For a while there it didn't look like Masahiro Tanaka was even going to be posted. The dragging out of the new NPB posting rules put his availability and the Yankees' plan to upgrade their rotation in jeopardy. When he finally was posted it looked for a time like maybe the Yankees weren't going to win the competition for him. Every day for the last week or so there has been a new team that was reported to be the favorite for Tanaka. Last week it was the D'backs, Monday it was the Dodgers, and Tuesday, the night before the reported soft deadline set by Tanaka and his agent to make their decision, it was the Cubs.
Once again though, the reputation, history, and checkbook of the Yankees overcame all and was the deciding factor in Tanaka's choice. The time and effort the Yankees put into scouting and targeting Tanaka as their true #1 free agent target paid off and in the end the Yankees got their man. Their rotation has the jolt it needed, the last piece of their offseason puzzle is in place, and the Yanks are once again at the top of the conversation regarding AL contenders. After the jump, my take on the signing and what it means for Tanaka and the Yanks going forward.
(Courtesy of MLB's Twitter feed)
(Originally published at IIATMS/TYA)
Before the news of the Masahiro Tanaka signing came out yesterday morning, the Yankee rotation was in big trouble. At least that's the spin that was being put on the majority of the conversations, reports, and blog posts around the Yankosphere. CC Sabathia was coming off a terrible year and was going to be another year older with no indication that he could ever rebound to become a good pitcher again.

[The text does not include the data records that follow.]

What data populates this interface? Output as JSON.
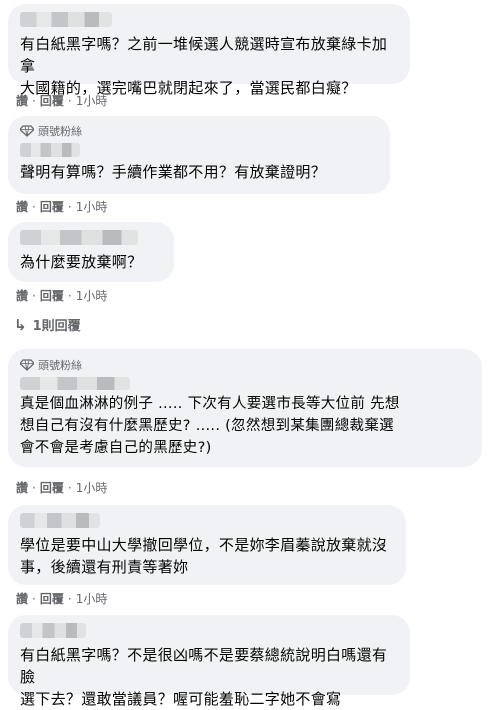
{
  "comments": [
    {
      "text_lines": [
        "有白紙黑字嗎？之前一堆候選人競選時宣布放棄綠卡加拿",
        "大國籍的，選完嘴巴就閉起來了，當選民都白癡？"
      ],
      "actions": {
        "like": "讚",
        "dot": "·",
        "reply": "回覆",
        "time": "1小時"
      }
    },
    {
      "badge": "頭號粉絲",
      "text_lines": [
        "聲明有算嗎？手續作業都不用？有放棄證明？"
      ],
      "actions": {
        "like": "讚",
        "dot": "·",
        "reply": "回覆",
        "time": "1小時"
      }
    },
    {
      "text_lines": [
        "為什麼要放棄啊？"
      ],
      "actions": {
        "like": "讚",
        "dot": "·",
        "reply": "回覆",
        "time": "1小時"
      }
    },
    {
      "badge": "頭號粉絲",
      "text_lines": [
        "真是個血淋淋的例子 ..... 下次有人要選市長等大位前 先想",
        "想自己有沒有什麼黑歷史? ..... (忽然想到某集團總裁棄選",
        "會不會是考慮自己的黑歷史?)"
      ],
      "actions": {
        "like": "讚",
        "dot": "·",
        "reply": "回覆",
        "time": "1小時"
      }
    },
    {
      "text_lines": [
        "學位是要中山大學撤回學位，不是妳李眉蓁說放棄就沒",
        "事，後續還有刑責等著妳"
      ],
      "actions": {
        "like": "讚",
        "dot": "·",
        "reply": "回覆",
        "time": "1小時"
      }
    },
    {
      "text_lines": [
        "有白紙黑字嗎？不是很凶嗎不是要蔡總統說明白嗎還有臉",
        "選下去？還敢當議員？喔可能羞恥二字她不會寫"
      ],
      "actions": {
        "like": "讚",
        "dot": "·",
        "reply": "回覆",
        "time": "1小時"
      }
    }
  ],
  "reply_link": {
    "arrow": "↳",
    "label": "1則回覆"
  },
  "colors": {
    "bubble": "#f0f2f5",
    "meta": "#65676b",
    "text": "#050505"
  }
}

Hiroki Kuroda was also going to be another year older and potentially ready to break down and regress after a poor second half in 2013. Ivan Nova was a big, inconsistent question mark, Michael Pineda was an even bigger question mark in bold font who might never be a starter again, and the rest of the 5th starter competition contingent was nothing special. There was no way the Yankees were going to compete for anything with that crew.
(From fireman to chief of the house.)
On any other day, this would have been bigger news. When Masahiro Tanaka signs a 7-year deal worth over $22 mil a year, it gets swallowed up in the wake. While commenting on the Tanaka signing and the team's plans for the remainder of the offseason, Hal made the first public declaration that David Robertson will indeed be the Yankee closer this season. Via Joel Sherman:
“I have a lot of confidence in Robertson and so does Joe. Robertson is going to be our closer, and I believe he will do a good job."
Now whether Hal has the final say to make that call or if he discussed it beforehand with Cash and/or Joe, I don't know. What I do know is that it's the right decision and I support it 100%. I've been saying for a long time now that D-Rob is the man for the job and the team should commit to him and props to Hal for finally manning up and doing it. I swear it's like the guy reads this site and is trying to change my opinion of him. Now somebody hit the music!